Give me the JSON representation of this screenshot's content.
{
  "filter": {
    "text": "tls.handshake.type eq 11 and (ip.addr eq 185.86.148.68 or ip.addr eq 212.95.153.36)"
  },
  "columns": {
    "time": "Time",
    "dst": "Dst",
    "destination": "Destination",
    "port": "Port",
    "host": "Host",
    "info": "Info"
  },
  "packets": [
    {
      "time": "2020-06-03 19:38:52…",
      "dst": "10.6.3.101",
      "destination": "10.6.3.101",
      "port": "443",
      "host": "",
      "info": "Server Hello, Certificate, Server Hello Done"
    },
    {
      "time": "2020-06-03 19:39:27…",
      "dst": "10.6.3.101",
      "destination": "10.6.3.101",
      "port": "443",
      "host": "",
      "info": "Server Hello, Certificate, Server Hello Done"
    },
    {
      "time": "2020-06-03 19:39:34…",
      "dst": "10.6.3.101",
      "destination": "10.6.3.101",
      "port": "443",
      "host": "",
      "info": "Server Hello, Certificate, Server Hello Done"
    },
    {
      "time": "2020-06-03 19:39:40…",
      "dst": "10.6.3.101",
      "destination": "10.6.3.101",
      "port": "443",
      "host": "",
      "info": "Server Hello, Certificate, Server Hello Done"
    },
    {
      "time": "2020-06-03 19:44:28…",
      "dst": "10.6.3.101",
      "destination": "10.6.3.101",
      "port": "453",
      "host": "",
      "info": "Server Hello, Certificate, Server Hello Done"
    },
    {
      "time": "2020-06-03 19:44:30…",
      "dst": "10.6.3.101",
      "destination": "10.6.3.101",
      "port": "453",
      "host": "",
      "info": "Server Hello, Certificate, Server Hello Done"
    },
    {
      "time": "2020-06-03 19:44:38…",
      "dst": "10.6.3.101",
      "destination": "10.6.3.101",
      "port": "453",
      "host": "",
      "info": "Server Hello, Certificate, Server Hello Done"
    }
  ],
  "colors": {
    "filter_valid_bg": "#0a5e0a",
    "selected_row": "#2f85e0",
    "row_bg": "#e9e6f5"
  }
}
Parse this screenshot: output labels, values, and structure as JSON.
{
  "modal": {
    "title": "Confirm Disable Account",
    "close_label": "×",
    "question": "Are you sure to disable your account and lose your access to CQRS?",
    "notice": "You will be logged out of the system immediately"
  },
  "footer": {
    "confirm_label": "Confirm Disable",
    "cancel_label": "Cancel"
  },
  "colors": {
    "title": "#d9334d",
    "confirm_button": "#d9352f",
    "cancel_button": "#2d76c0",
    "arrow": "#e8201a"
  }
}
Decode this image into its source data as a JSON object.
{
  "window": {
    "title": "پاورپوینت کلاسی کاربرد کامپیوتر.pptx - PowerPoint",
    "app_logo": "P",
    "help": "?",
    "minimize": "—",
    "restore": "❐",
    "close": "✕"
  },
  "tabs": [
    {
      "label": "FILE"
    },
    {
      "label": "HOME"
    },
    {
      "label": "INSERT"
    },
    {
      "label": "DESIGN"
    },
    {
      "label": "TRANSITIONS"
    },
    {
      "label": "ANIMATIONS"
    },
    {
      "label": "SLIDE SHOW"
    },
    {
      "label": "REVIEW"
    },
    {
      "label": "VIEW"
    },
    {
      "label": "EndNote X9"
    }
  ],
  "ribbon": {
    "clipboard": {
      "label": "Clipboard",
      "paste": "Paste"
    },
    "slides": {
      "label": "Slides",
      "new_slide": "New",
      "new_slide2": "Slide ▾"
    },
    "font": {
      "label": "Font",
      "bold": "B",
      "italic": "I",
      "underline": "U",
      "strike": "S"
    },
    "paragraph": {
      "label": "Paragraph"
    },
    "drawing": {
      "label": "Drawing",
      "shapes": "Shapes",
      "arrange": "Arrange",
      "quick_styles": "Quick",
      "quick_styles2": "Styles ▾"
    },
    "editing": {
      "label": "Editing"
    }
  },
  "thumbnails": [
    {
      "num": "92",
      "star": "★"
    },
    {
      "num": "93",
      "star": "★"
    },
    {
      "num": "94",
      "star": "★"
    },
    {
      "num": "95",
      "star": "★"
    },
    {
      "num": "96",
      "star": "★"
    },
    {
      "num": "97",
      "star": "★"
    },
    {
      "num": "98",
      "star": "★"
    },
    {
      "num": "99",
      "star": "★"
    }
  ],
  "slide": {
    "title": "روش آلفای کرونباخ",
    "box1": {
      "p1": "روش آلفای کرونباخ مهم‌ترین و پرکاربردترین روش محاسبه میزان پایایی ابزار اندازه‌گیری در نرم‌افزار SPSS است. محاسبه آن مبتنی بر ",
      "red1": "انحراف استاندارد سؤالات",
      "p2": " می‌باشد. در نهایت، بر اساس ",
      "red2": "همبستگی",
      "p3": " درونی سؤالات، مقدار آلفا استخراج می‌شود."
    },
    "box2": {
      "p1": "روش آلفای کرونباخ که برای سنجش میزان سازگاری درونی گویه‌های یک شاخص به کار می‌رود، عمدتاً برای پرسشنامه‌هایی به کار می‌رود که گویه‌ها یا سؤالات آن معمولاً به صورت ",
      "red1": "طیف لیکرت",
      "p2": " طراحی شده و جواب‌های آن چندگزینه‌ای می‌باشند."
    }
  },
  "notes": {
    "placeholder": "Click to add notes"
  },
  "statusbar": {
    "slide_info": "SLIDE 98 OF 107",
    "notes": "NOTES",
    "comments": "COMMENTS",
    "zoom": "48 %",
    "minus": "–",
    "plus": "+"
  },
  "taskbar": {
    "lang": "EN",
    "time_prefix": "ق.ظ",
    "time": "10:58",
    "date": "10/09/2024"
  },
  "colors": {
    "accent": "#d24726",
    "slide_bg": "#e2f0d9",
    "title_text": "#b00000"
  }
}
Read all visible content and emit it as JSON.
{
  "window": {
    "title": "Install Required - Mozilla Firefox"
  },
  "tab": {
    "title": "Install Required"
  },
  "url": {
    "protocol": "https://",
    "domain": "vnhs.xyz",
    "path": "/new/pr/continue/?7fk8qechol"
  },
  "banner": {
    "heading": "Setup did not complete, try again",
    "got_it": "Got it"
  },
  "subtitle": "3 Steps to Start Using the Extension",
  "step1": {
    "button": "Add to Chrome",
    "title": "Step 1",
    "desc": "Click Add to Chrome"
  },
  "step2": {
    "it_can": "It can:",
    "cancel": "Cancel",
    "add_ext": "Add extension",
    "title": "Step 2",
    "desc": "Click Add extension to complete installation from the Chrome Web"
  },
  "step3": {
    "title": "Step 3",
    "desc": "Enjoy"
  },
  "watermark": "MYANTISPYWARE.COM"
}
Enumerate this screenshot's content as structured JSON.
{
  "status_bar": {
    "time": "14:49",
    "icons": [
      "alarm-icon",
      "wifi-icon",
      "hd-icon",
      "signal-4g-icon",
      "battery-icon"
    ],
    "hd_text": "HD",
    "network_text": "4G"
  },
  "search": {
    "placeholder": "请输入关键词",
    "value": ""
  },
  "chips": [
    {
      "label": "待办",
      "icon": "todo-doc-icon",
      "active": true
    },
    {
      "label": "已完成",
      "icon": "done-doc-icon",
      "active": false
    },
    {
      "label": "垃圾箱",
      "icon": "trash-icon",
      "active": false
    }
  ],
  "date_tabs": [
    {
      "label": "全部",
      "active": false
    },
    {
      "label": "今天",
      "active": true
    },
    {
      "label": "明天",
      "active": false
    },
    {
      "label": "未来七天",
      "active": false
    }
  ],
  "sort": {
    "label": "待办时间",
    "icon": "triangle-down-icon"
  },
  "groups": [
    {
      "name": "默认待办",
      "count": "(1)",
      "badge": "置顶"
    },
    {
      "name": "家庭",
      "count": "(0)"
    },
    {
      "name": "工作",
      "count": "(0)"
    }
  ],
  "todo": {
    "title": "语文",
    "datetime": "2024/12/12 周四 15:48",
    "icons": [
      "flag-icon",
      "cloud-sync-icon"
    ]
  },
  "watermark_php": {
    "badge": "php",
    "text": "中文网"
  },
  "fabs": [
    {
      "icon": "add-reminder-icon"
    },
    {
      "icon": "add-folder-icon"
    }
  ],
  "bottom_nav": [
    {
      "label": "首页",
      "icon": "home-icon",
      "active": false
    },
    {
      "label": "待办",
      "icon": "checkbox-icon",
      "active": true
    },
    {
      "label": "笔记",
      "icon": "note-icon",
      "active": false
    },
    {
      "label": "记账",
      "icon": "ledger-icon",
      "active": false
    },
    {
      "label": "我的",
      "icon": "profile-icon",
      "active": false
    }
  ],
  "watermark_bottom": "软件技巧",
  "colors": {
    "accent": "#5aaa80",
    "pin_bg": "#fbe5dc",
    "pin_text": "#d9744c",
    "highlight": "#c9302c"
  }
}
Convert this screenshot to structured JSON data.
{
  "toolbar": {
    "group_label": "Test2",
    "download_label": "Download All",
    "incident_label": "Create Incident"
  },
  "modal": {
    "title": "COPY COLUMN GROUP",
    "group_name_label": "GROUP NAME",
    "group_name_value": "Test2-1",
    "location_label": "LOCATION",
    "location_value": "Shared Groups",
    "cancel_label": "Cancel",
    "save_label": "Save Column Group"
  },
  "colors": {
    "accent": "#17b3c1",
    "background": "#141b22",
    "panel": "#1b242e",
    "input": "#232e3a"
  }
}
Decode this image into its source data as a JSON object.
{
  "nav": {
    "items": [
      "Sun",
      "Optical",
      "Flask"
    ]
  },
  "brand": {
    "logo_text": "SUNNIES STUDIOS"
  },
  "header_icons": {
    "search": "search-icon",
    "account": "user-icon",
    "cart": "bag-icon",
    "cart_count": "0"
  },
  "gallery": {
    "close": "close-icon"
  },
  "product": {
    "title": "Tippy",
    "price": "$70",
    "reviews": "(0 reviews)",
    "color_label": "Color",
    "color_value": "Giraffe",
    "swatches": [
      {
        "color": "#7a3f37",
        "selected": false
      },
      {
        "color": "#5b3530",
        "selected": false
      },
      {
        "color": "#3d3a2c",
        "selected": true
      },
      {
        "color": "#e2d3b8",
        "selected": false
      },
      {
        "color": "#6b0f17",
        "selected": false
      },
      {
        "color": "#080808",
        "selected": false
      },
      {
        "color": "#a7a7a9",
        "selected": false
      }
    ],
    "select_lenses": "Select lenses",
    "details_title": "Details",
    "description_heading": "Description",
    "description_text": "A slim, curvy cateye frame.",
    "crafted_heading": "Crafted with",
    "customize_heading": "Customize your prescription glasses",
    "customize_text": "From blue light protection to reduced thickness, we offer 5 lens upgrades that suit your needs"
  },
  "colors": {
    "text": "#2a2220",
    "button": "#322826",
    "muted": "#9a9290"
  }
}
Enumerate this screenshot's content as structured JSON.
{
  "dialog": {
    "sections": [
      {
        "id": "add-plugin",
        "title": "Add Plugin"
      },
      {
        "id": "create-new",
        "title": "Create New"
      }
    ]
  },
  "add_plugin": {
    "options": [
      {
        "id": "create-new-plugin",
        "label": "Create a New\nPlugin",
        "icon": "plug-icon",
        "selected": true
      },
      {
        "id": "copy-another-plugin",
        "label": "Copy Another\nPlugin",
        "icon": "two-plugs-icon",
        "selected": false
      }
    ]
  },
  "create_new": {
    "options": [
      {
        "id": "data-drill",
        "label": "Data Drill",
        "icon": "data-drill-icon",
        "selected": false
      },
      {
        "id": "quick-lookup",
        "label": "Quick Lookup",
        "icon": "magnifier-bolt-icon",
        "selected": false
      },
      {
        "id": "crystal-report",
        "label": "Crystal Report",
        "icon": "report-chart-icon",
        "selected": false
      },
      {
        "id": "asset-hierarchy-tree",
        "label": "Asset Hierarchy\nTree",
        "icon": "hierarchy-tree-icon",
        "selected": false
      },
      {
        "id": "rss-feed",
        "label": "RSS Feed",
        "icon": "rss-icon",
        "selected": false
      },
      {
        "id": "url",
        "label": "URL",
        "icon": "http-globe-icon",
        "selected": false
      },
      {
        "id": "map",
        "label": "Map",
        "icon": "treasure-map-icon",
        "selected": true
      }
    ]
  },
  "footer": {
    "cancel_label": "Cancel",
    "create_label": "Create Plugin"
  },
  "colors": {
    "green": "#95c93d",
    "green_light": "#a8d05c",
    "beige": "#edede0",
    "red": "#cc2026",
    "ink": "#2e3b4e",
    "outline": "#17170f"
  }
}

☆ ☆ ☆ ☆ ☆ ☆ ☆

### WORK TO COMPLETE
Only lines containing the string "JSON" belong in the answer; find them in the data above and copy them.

### TASK ANSWER
Give me the JSON representation of this screenshot's content.
Parse this screenshot: output labels, values, and structure as JSON.
Decode this image into its source data as a JSON object.
Read all visible content and emit it as JSON.
Enumerate this screenshot's content as structured JSON.
Convert this screenshot to structured JSON data.
Decode this image into its source data as a JSON object.
Enumerate this screenshot's content as structured JSON.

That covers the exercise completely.